Last Updated on 2020/10/30
HONG KONG (Reuters) – For part-time furniture mover Kong Ngai-lam, 26, home is the bottom half of a bunk bed inside a tiny room that fits little else.
Nearly 200,000 Hong Kong residents like him call a wire cage or bed in partitioned apartments their home.
Making housing more affordable was among outgoing Hong Kong leader Leung Chun-ying’s top priorities when he took office in 2012, but his administration has been unable to rein in skyrocketing prices that have added to discontent in the city.
“Over the past four years, despite a number of measures by the current-term government which has successfully curbed external, investment and speculative demands, the difficulty in achieving home ownership remains an unresolved problem,” Leung said in his swansong policy address on Wednesday.
High property prices and rents posed “the gravest potential hazard to the Hong Kong community as many families have no choice but to live in subdivided units, even in industrial buildings,” Leung added.
Property prices have surged nearly 50 percent to historic highs since he took office, according to government data, and tiny living spaces have become increasingly common.
About 100,000 people under the age of 35, including children, make up half of those occupying such partitioned units, a government report showed. Non-government organisations say the real numbers are higher.
These units, measuring half the size of a standard carpark space at an average of 62.4 square feet (5.8 square meters), are getting more expensive too.
Median rents surged 10.5 percent to HK$4,200 (420 pounds) in 2015, official data showed. The figure is greater than the 8.4 percent rent increase in private homes over the same period.
Kong now pays $250 monthly rent for his bed space in the cluttered apartment shared with 10 others.
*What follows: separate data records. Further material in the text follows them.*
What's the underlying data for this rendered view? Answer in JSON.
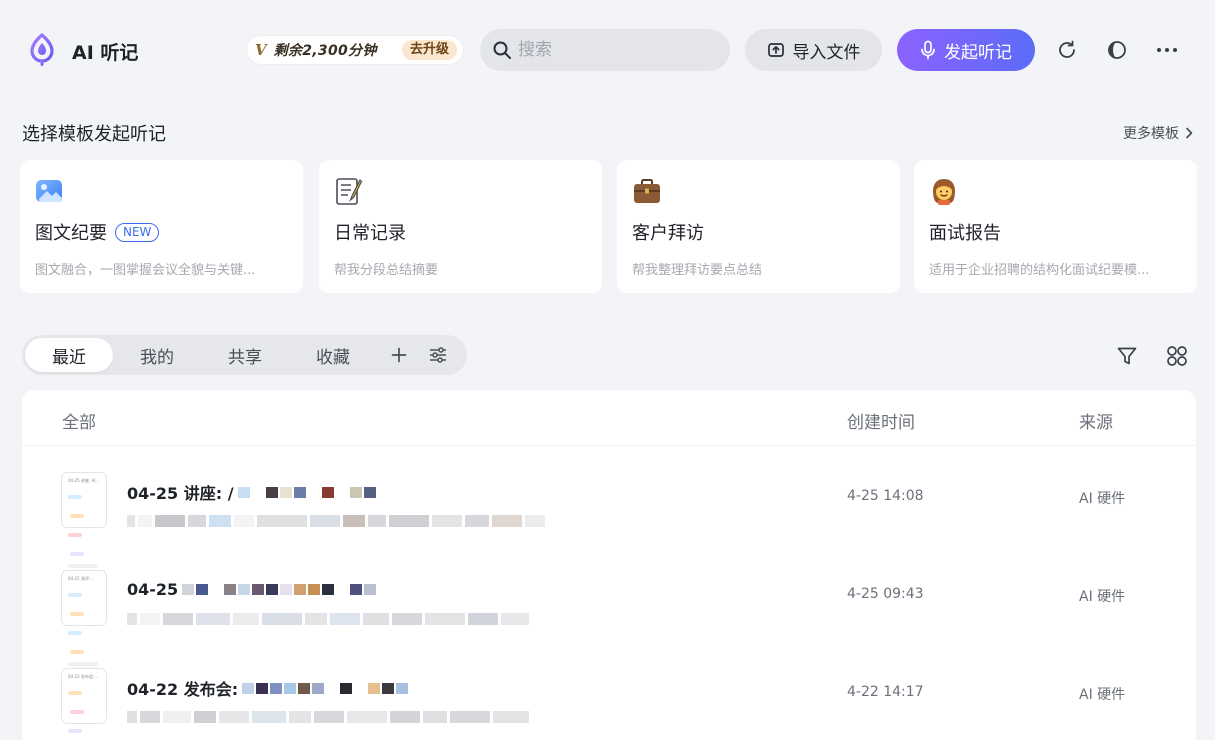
{
  "header": {
    "app_title": "AI 听记",
    "quota_prefix": "V",
    "quota_text": "剩余2,300分钟",
    "upgrade_label": "去升级",
    "search_placeholder": "搜索",
    "import_label": "导入文件",
    "start_label": "发起听记"
  },
  "templates": {
    "section_title": "选择模板发起听记",
    "more_label": "更多模板",
    "cards": [
      {
        "title": "图文纪要",
        "badge": "NEW",
        "desc": "图文融合，一图掌握会议全貌与关键...",
        "icon": "image-icon"
      },
      {
        "title": "日常记录",
        "desc": "帮我分段总结摘要",
        "icon": "memo-icon"
      },
      {
        "title": "客户拜访",
        "desc": "帮我整理拜访要点总结",
        "icon": "briefcase-icon"
      },
      {
        "title": "面试报告",
        "desc": "适用于企业招聘的结构化面试纪要模...",
        "icon": "person-icon"
      }
    ]
  },
  "tabs": {
    "items": [
      "最近",
      "我的",
      "共享",
      "收藏"
    ],
    "active": "最近"
  },
  "list": {
    "columns": [
      "全部",
      "创建时间",
      "来源"
    ],
    "rows": [
      {
        "title_prefix": "04-25 讲座: /",
        "thumb_label": "04-25 讲座: AI...",
        "time": "4-25 14:08",
        "source": "AI 硬件"
      },
      {
        "title_prefix": "04-25 ",
        "thumb_label": "04-25 测评:...",
        "time": "4-25 09:43",
        "source": "AI 硬件"
      },
      {
        "title_prefix": "04-22 发布会: ",
        "thumb_label": "04-22 发布会:...",
        "time": "4-22 14:17",
        "source": "AI 硬件"
      }
    ]
  },
  "colors": {
    "accent_start": "#8c62ff",
    "accent_end": "#5b6cf7",
    "new_badge": "#3b6df0",
    "upgrade_bg": "#fbe7cf"
  }
}
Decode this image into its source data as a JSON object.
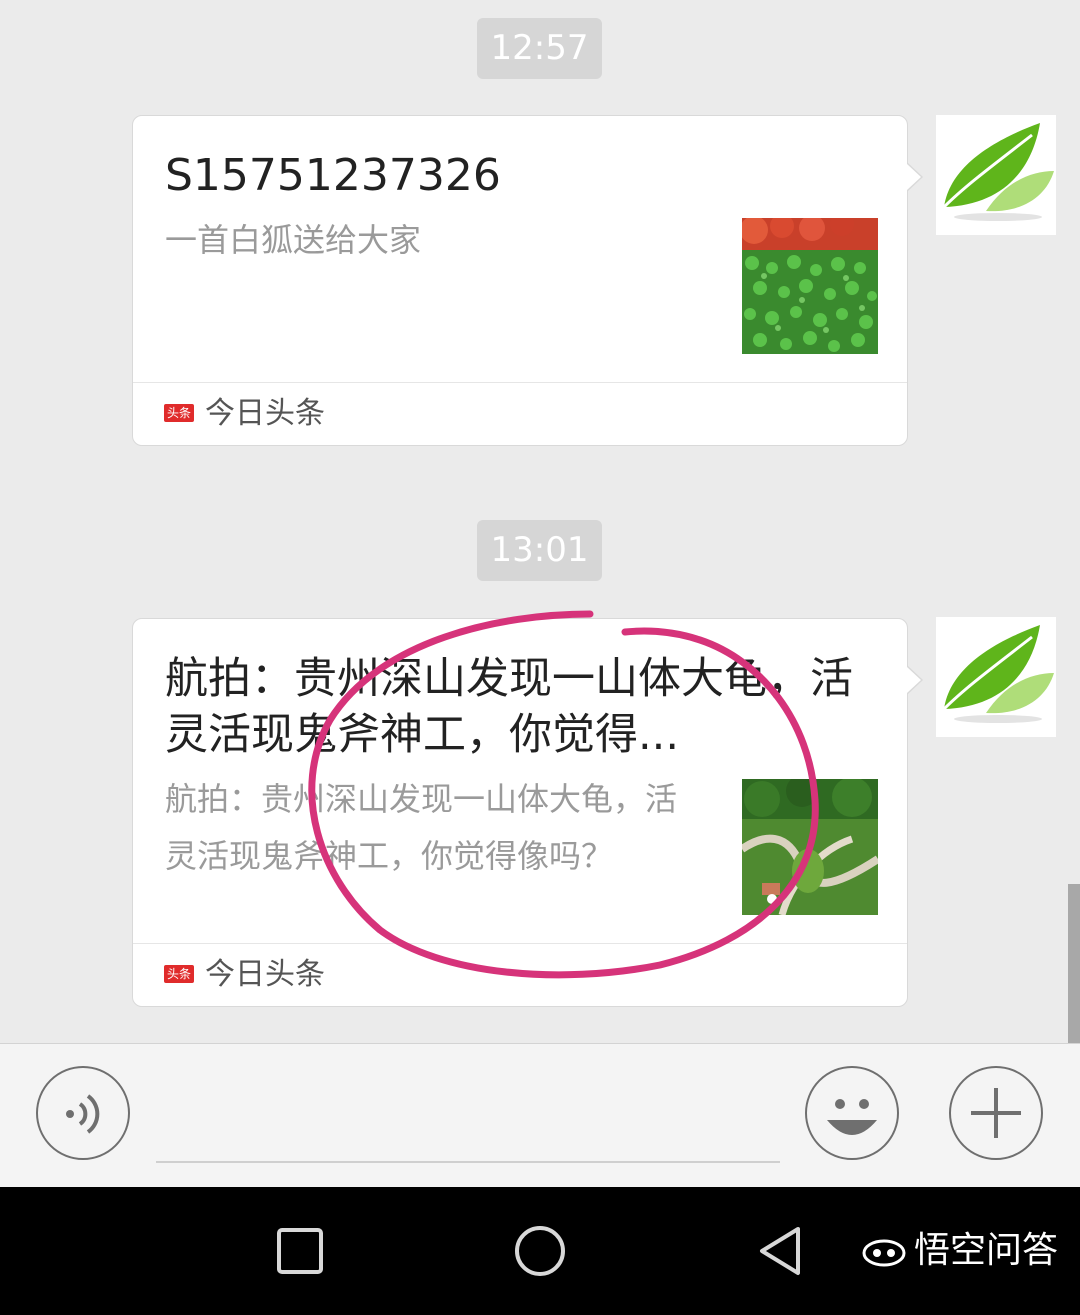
{
  "messages": [
    {
      "time": "12:57",
      "title": "S15751237326",
      "description": "一首白狐送给大家",
      "source": "今日头条",
      "source_logo_text": "头条"
    },
    {
      "time": "13:01",
      "title": "航拍：贵州深山发现一山体大龟，活灵活现鬼斧神工，你觉得...",
      "description": "航拍：贵州深山发现一山体大龟，活灵活现鬼斧神工，你觉得像吗？",
      "source": "今日头条",
      "source_logo_text": "头条"
    }
  ],
  "input_bar": {
    "voice_icon": "voice-icon",
    "emoji_icon": "smiley-icon",
    "plus_icon": "plus-icon"
  },
  "nav": {
    "recents_icon": "square-icon",
    "home_icon": "circle-icon",
    "back_icon": "back-triangle-icon"
  },
  "watermark": {
    "text": "悟空问答"
  },
  "colors": {
    "background": "#ebebeb",
    "annotation_circle": "#d6337a",
    "source_logo": "#e02b2b",
    "avatar_leaf": "#6cc120"
  }
}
A handwritten note warns of eviction if rental payment is late: “We are not the Salvation Army,” it says.
There are no legal guidelines in Hong Kong restricting how small apartments can be, nor any on rent control.
“The biggest issue in Hong Kong is we don’t have any legal restrictions, so the landlords can do whatever they want,” said Kong’s social worker and community organiser at the Society for Community Organization, Sze Lai-shan.
“Mini flats” or “mosquito flats” are a growing trend as developers target first-time buyers who have given up hope of ever owning a decent-sized home.
Emperor International Holdings will build flats as small as 61.4 square feet (5.7 square metres), though the measurements exclude kitchen and bathroom; Chun Wo Development Holdings has plans for a residential building catering to young first-time buyers with 128 square feet (11.9 square metres) units.
“Hong Kong’s real estate has gone so expensive, that’s why (developers) are making flats smaller and smaller to make them affordable,” said Edina Wong, senior director of residential services at property consultancy Savills.
Hong Kong’s richest man Li Ka-shing recently said the trend made him feel “uneasy”, even though a residential complex built by his Cheung Kong Property Holdings offers flats smaller than 200 square feet (18.6 square meters). One unit in September sold for HK$2.8 million.
Thomas Lam, senior director at Knight Frank, expects small flats to remain popular in the fshort run as long as prices remain high and tightening measures such as higher stamp duties stay in place.
But a mini apartment is not for everyone.
Freya Tseng, 27, who advises her family on property investments, has stayed away from mini flats.
“If you buy it for yourself, the quality of life will be too low and you won’t be happy living there. If you buy it for investment purposes, it doesn’t have any reserve value,” Tseng said. “It’s a joke.”
By Venus Wu
(Editing by James Pomfret and Jacqueline Wong)